On our first day at Saimre Joseph Prep, we miss our first four periods—Gus forgets what time classes start. I’m put in the seventh grade, and Remi’s good enough for ninth. After eating lunch alone, I’m instructed to head out to the open blacktop with my cohort. Where to walk, what to do, and who to approach, I freeze at the sight of scattering outdoor activities—to discover a learning sea of kids inherits the same walking habits adults uptown practice.
The difference came by them looking up to greet me.
“Rigil, are you Rigil? My friend thinks you’re hot!” Three curly-haired girls, one brunet, and a boy standing behind me mull over.
“What? Who’s saying that?” I ask.
The kid, who I presume is this group’s leader, responds, “Do you like it here? You’re not from here, huh?”
I remain quiet as they examine my corduroy blue and white-collar half popped. The brunet steps closer. “Oh my gosh, can I feel your hair?”
I let her.
Annoyed for not knowing which girl says I’m cute, I accept their invite anyway to play a hopping-in-the-box-like game.
This is where I hop.

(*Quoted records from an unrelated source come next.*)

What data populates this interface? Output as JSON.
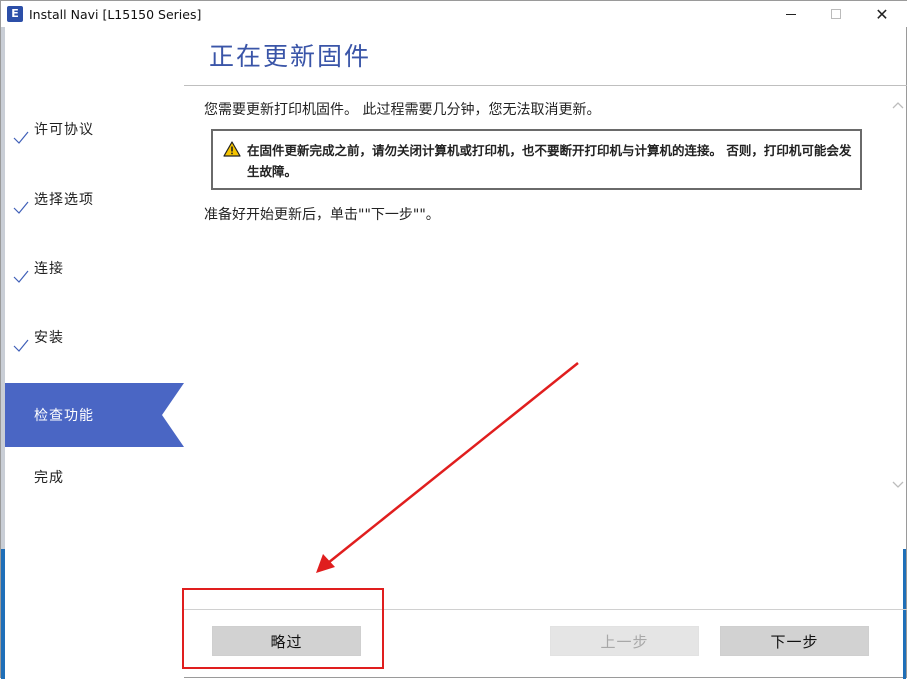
{
  "window": {
    "title": "Install Navi [L15150 Series]",
    "app_icon_letter": "E"
  },
  "sidebar": {
    "items": [
      {
        "label": "许可协议",
        "state": "done"
      },
      {
        "label": "选择选项",
        "state": "done"
      },
      {
        "label": "连接",
        "state": "done"
      },
      {
        "label": "安装",
        "state": "done"
      },
      {
        "label": "检查功能",
        "state": "active"
      },
      {
        "label": "完成",
        "state": "pending"
      }
    ]
  },
  "header": {
    "title": "正在更新固件"
  },
  "main": {
    "message": "您需要更新打印机固件。 此过程需要几分钟，您无法取消更新。",
    "warning": "在固件更新完成之前，请勿关闭计算机或打印机，也不要断开打印机与计算机的连接。 否则，打印机可能会发生故障。",
    "instruction": "准备好开始更新后，单击\"\"下一步\"\"。"
  },
  "footer": {
    "skip_label": "略过",
    "back_label": "上一步",
    "next_label": "下一步"
  },
  "colors": {
    "accent": "#4a66c4",
    "title_color": "#3a55a8",
    "annotation": "#e01e1e"
  }
}
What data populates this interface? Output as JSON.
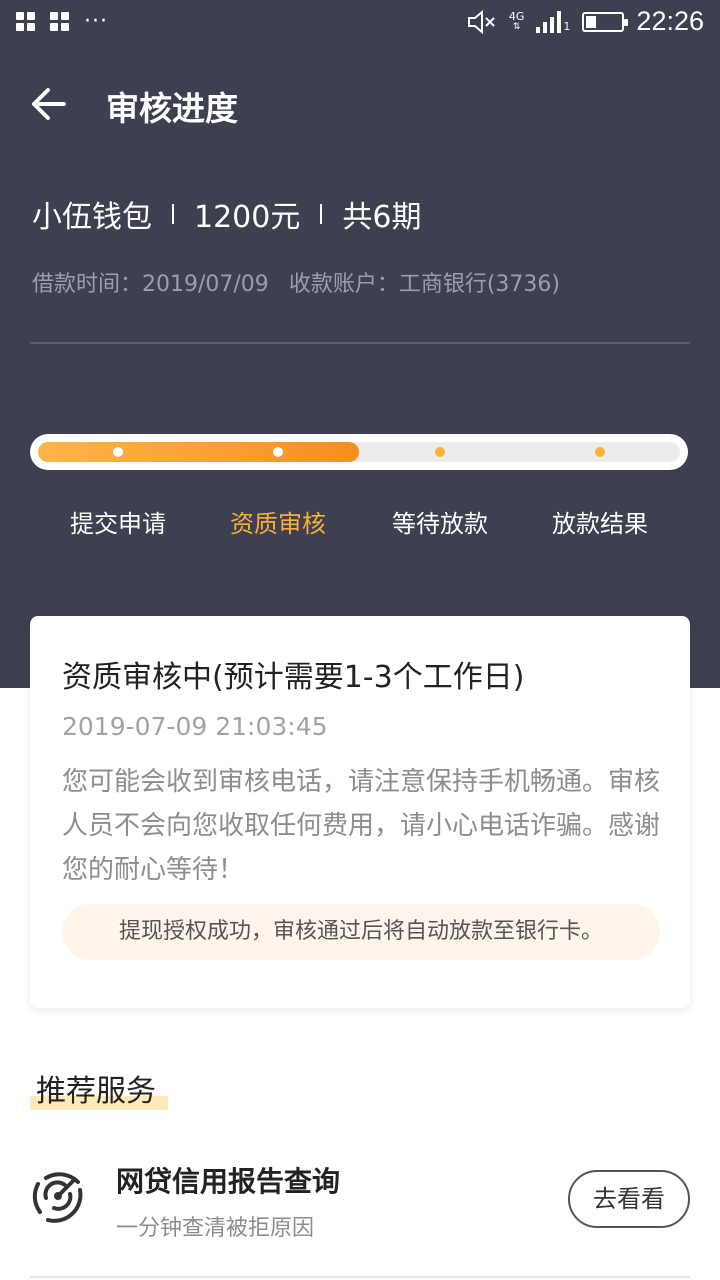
{
  "status_bar": {
    "time": "22:26",
    "network": "4G",
    "sim": "1"
  },
  "header": {
    "title": "审核进度"
  },
  "loan": {
    "product": "小伍钱包",
    "amount": "1200元",
    "terms": "共6期",
    "borrow_time": "借款时间：2019/07/09",
    "account": "收款账户：工商银行(3736)"
  },
  "progress": {
    "current_step_index": 1,
    "fill_fraction": 0.5,
    "steps": [
      {
        "label": "提交申请"
      },
      {
        "label": "资质审核"
      },
      {
        "label": "等待放款"
      },
      {
        "label": "放款结果"
      }
    ]
  },
  "status_card": {
    "title": "资质审核中(预计需要1-3个工作日)",
    "time": "2019-07-09 21:03:45",
    "description": "您可能会收到审核电话，请注意保持手机畅通。审核人员不会向您收取任何费用，请小心电话诈骗。感谢您的耐心等待！",
    "notice": "提现授权成功，审核通过后将自动放款至银行卡。"
  },
  "recommend": {
    "title": "推荐服务",
    "items": [
      {
        "name": "网贷信用报告查询",
        "subtitle": "一分钟查清被拒原因",
        "button_label": "去看看",
        "icon": "radar-icon"
      }
    ]
  },
  "colors": {
    "header_bg": "#3d4050",
    "accent": "#f9b135",
    "progress_start": "#ffb549",
    "progress_end": "#f78e20"
  }
}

“You’re not doing it right; you have to hop, hop, step into this square, and then jump with one foot to finish inside the lines.” The boy instructs with each foot.

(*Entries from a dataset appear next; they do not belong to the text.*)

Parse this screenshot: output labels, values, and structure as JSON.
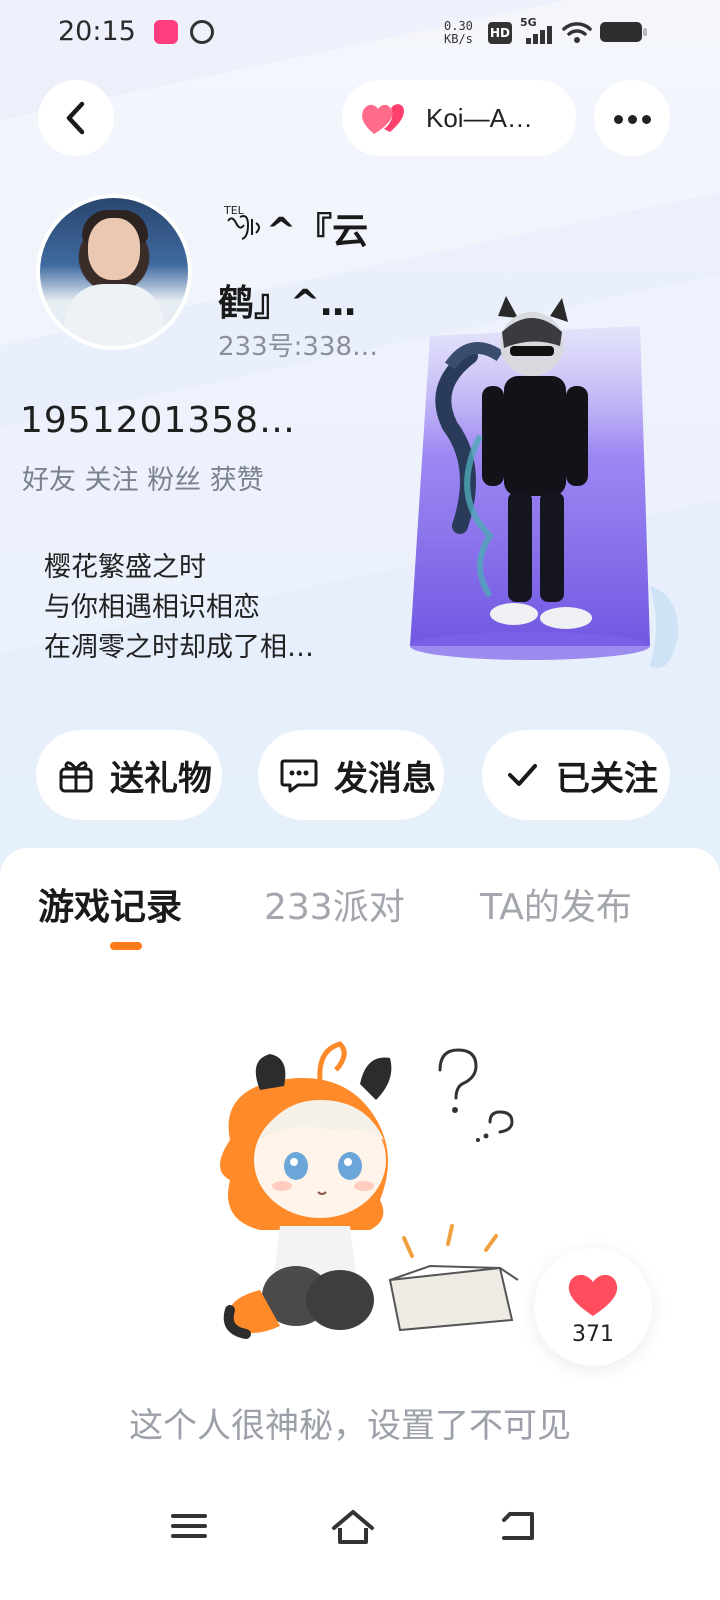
{
  "status_bar": {
    "time": "20:15",
    "net_speed_value": "0.30",
    "net_speed_unit": "KB/s",
    "hd_label": "HD",
    "network_label": "5G",
    "icons": [
      "app-notification-icon",
      "vpn-icon",
      "signal-icon",
      "wifi-icon",
      "battery-icon"
    ]
  },
  "header": {
    "back_icon": "chevron-left-icon",
    "couple_label": "Koi—A…",
    "couple_icon": "double-heart-icon",
    "more_icon": "more-dots-icon"
  },
  "profile": {
    "tel_mark": "TEL",
    "nickname_line1": "^『云",
    "nickname_line2": "鹤』^…",
    "user_id": "233号:338…",
    "stat_number": "1951201358…",
    "stat_labels": "好友 关注 粉丝 获赞",
    "bio_lines": [
      "樱花繁盛之时",
      "与你相遇相识相恋",
      "在凋零之时却成了相…"
    ]
  },
  "actions": {
    "gift": "送礼物",
    "message": "发消息",
    "follow": "已关注"
  },
  "tabs": {
    "items": [
      "游戏记录",
      "233派对",
      "TA的发布"
    ],
    "active_index": 0
  },
  "empty_state": {
    "message": "这个人很神秘，设置了不可见"
  },
  "like_widget": {
    "count": "371"
  },
  "colors": {
    "accent": "#ff7a1a",
    "heart": "#ff4d5e",
    "muted_text": "#9ca0a8"
  },
  "nav": {
    "icons": [
      "menu-icon",
      "home-icon",
      "back-icon"
    ]
  }
}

“Okay, cool, I’ll try again.”
“Back in line and wait your turn, again.” With his finger in which I wish to snap, it points past five kids to the end of the line.
“Do you play basketball?” A kid asks, standing in line. “No. I’ve never touched one.”

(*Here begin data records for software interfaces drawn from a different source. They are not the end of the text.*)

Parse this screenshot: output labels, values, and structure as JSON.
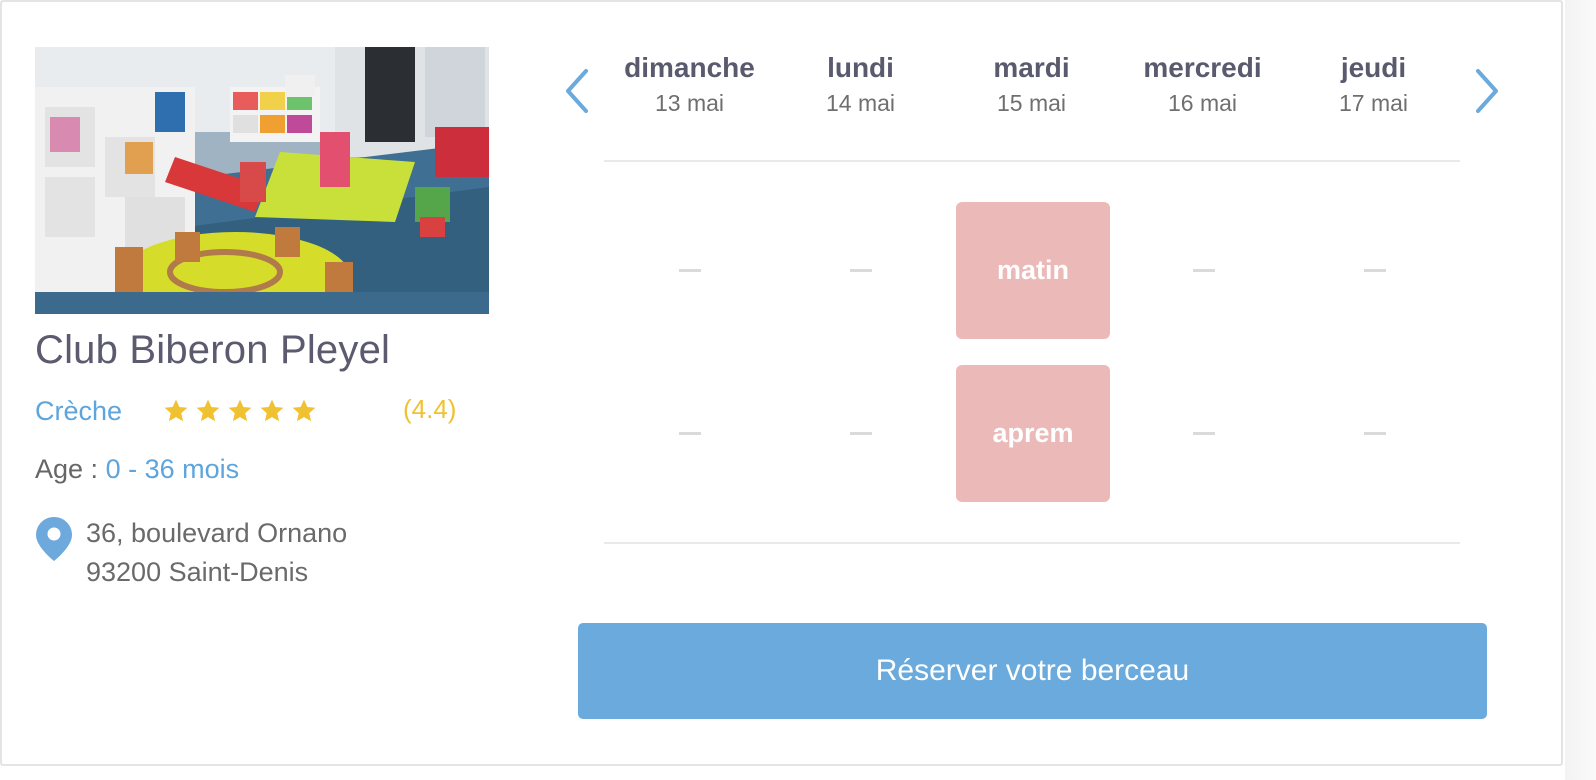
{
  "nursery": {
    "name": "Club Biberon Pleyel",
    "type": "Crèche",
    "rating_text": "(4.4)",
    "rating_value": 4.4,
    "stars_total": 5,
    "age_label": "Age :",
    "age_range": "0 - 36 mois",
    "address_line1": "36, boulevard Ornano",
    "address_line2": "93200 Saint-Denis"
  },
  "calendar": {
    "days": [
      {
        "name": "dimanche",
        "date": "13 mai",
        "morning": "",
        "afternoon": ""
      },
      {
        "name": "lundi",
        "date": "14 mai",
        "morning": "",
        "afternoon": ""
      },
      {
        "name": "mardi",
        "date": "15 mai",
        "morning": "matin",
        "afternoon": "aprem"
      },
      {
        "name": "mercredi",
        "date": "16 mai",
        "morning": "",
        "afternoon": ""
      },
      {
        "name": "jeudi",
        "date": "17 mai",
        "morning": "",
        "afternoon": ""
      }
    ]
  },
  "booking": {
    "button_label": "Réserver votre berceau"
  },
  "icons": {
    "prev": "chevron-left-icon",
    "next": "chevron-right-icon",
    "location": "map-pin-icon",
    "star": "star-icon"
  },
  "colors": {
    "accent_blue": "#6aaadd",
    "link_blue": "#5da5dc",
    "slot_pink": "#ebbab8",
    "star_yellow": "#f0c232",
    "title_gray": "#5b5a6e"
  }
}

Relieving edging gas at the school’s double door entrance, I peek back around the brick wall, and the boys are back at it without me. I figure it’s safe to wait here until the lunch bell sounds off.
The moment it rings, kids scatter out of a recess scene to gather inside for class. As the first to enter my sixth-period classroom, I find my assigned seat at the far left with a clear view of the clock.
The teacher enters. “And you must be?”
“Um, my name?”
“You’re Remi’s younger brother, aren’t you?”
“Yes. She’s my sister. I’m Ahliko.”
“Rigil?” She asks.
“Great to meet you, Rigil. I’m Mrs. Schmidt. Today’s lesson should be exciting.”
Kids outside the classroom get louder, slamming locker doors as their shoes thump closer through the hallways. A group of six enter the room, and Mrs. Schmidt tries to quiet them. The last kid of the group walks in with his hat backwards, pointing directly through me, giggling to the others. “Guys, guys, we get sloth hands.”
“Tokaiya, not today,” Mrs. Schmidt warns.
One girl remains staring, covering her mouth. And her two friends looking down remind me of a free breath to take.
Mrs. Schmidt approaches my desk and kneels to ask. “The earlier class had your sister get up to introduce herself. Would you mind?”
“Great. Just tell everyone your name, where you’re from, and how—.”
“I meant no; I don’t want to.”
“Why not? It’ll make you feel welcome and let everyone know you’re friendly…Alright, I know a shy eye when I see one. I’ll let them know who you are.”
I raise my hand after she announces my presence. With a polite welcome from the class, maybe it wouldn’t have been so bad getting up there.
But then three more kids at my seven o’clock spit an earful of chuckles.
The monster says they’re laughing at me.
So, I can’t help but dream up each of their colluding corpses lying in our most recent passing caitya out of Bhavana.
Budd’s unsure when Rigil journals this. Maybe two months after Rigil watches his nomadic best friend from college commit a tragic oops above SouthStation’s tracks? This scene drives him to string these insignificant moments leading up to the happenings beside tracks two and three. Or he cares to let you know he’s an asshole. His attitude’s how he chooses to protect his solace—a mystical happy place he abstracts in flight to TheDistrict’s Port Avanti airport. That’s the territory of states along our Atlantic Coastline where nine states conform. West coast sounds next.
As of today, the places he writes about aren’t found on the internet. And America seems to be experimenting with new ways of well-being for thriving citizens. So, he’s writing decades from tomorrow.
Anyway, back to Rigil. This disruptive refugee. Aloof to his trauma.